From the first line to the last, write out the material verbatim.

##### Entries provided

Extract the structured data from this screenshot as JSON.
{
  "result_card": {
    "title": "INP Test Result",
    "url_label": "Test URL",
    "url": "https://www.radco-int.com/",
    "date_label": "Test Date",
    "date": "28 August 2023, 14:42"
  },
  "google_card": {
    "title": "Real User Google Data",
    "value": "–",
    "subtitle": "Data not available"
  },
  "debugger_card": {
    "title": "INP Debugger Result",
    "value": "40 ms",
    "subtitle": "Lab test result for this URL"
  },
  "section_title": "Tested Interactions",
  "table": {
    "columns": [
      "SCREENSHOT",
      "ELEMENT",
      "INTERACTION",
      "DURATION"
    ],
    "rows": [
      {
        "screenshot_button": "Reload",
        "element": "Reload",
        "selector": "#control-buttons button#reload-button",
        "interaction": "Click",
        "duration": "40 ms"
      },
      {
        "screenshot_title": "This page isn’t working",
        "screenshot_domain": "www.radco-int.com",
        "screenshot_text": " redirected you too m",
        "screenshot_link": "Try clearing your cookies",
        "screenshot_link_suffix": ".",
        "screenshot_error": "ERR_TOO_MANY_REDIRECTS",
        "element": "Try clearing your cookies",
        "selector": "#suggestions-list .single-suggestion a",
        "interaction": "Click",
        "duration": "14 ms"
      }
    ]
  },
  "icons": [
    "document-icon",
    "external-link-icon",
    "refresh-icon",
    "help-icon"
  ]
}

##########

▶ [Exercise response]
Extract the structured data from this screenshot as JSON.
{
  "result_card": {
    "title": "INP Test Result",
    "url_label": "Test URL",
    "url": "https://www.radco-int.com/",
    "date_label": "Test Date",
    "date": "28 August 2023, 14:42"
  },
  "google_card": {
    "title": "Real User Google Data",
    "value": "–",
    "subtitle": "Data not available"
  },
  "debugger_card": {
    "title": "INP Debugger Result",
    "value": "40 ms",
    "subtitle": "Lab test result for this URL"
  },
  "section_title": "Tested Interactions",
  "table": {
    "columns": [
      "SCREENSHOT",
      "ELEMENT",
      "INTERACTION",
      "DURATION"
    ],
    "rows": [
      {
        "screenshot_button": "Reload",
        "element": "Reload",
        "selector": "#control-buttons button#reload-button",
        "interaction": "Click",
        "duration": "40 ms"
      },
      {
        "screenshot_title": "This page isn’t working",
        "screenshot_domain": "www.radco-int.com",
        "screenshot_text": " redirected you too m",
        "screenshot_link": "Try clearing your cookies",
        "screenshot_link_suffix": ".",
        "screenshot_error": "ERR_TOO_MANY_REDIRECTS",
        "element": "Try clearing your cookies",
        "selector": "#suggestions-list .single-suggestion a",
        "interaction": "Click",
        "duration": "14 ms"
      }
    ]
  },
  "icons": [
    "document-icon",
    "external-link-icon",
    "refresh-icon",
    "help-icon"
  ]
}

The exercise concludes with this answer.